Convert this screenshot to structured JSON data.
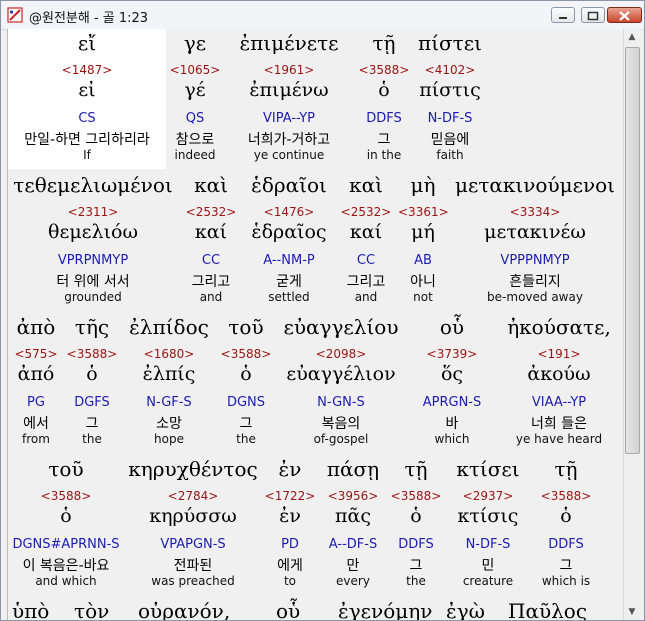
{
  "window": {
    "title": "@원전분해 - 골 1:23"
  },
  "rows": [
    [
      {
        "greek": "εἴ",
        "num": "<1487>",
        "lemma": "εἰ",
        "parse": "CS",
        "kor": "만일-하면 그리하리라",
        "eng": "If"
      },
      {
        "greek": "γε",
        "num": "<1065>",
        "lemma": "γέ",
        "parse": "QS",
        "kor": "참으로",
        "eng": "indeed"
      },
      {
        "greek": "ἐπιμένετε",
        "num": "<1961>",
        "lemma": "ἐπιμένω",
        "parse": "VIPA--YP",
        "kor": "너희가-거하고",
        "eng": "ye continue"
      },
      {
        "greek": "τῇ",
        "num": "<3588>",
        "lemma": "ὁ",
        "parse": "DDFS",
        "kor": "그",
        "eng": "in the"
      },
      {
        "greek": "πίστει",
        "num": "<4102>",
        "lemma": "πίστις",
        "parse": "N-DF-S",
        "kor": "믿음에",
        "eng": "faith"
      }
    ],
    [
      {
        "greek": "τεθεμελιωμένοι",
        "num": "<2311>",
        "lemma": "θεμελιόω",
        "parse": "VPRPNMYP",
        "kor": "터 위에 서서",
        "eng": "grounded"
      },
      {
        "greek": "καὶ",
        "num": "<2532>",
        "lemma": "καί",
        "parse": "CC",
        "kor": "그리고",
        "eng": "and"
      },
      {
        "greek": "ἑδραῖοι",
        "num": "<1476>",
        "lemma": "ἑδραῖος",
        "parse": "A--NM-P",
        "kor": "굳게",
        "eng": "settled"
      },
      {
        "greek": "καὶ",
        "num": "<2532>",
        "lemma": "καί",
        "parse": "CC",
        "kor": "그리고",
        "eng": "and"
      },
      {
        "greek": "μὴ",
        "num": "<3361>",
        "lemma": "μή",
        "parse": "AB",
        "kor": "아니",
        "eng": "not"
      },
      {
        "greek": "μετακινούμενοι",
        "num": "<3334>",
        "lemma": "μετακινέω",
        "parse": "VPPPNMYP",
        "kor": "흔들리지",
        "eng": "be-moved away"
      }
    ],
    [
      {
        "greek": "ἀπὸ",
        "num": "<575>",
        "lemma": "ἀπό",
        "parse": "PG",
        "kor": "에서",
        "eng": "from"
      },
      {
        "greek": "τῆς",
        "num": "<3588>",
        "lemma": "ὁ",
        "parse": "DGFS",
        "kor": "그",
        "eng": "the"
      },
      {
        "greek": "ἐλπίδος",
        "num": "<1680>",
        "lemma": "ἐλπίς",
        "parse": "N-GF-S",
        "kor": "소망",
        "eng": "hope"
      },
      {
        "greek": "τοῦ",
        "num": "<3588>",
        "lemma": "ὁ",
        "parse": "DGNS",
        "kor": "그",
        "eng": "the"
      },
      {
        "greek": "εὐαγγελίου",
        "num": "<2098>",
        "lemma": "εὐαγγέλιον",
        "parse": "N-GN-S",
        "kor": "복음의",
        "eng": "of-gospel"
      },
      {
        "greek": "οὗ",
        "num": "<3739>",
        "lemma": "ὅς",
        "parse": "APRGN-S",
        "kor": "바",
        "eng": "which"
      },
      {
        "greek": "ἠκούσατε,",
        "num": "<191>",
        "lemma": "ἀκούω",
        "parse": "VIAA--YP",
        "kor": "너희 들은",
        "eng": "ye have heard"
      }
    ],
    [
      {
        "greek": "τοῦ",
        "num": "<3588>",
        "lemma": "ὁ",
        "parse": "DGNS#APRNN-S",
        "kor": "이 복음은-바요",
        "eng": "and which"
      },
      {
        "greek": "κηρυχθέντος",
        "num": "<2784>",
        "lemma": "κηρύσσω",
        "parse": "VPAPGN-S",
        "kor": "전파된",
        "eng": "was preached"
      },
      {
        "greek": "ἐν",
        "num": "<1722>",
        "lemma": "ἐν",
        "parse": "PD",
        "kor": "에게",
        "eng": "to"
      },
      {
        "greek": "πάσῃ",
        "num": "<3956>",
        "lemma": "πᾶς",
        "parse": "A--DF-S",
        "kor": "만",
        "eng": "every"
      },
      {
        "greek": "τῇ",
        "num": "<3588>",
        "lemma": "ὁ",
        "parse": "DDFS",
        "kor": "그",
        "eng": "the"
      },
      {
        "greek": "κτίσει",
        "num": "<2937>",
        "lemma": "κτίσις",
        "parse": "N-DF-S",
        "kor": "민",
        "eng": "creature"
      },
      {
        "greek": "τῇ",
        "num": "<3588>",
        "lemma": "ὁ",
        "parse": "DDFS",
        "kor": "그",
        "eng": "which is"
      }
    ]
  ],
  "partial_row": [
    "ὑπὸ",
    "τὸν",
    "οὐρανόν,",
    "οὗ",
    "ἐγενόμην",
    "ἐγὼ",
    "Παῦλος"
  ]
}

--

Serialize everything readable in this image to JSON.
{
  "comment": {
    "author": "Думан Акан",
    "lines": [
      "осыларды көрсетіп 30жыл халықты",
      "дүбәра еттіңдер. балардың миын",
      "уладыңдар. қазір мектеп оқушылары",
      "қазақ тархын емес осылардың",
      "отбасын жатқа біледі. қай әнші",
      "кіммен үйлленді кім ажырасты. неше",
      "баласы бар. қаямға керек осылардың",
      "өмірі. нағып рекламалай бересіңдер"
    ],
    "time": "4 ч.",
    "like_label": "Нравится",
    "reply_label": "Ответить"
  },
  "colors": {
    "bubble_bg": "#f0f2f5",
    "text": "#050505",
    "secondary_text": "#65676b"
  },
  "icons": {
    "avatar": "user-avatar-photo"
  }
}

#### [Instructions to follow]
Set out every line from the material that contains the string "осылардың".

#### [Response area]
      "қазақ тархын емес осылардың",
      "баласы бар. қаямға керек осылардың",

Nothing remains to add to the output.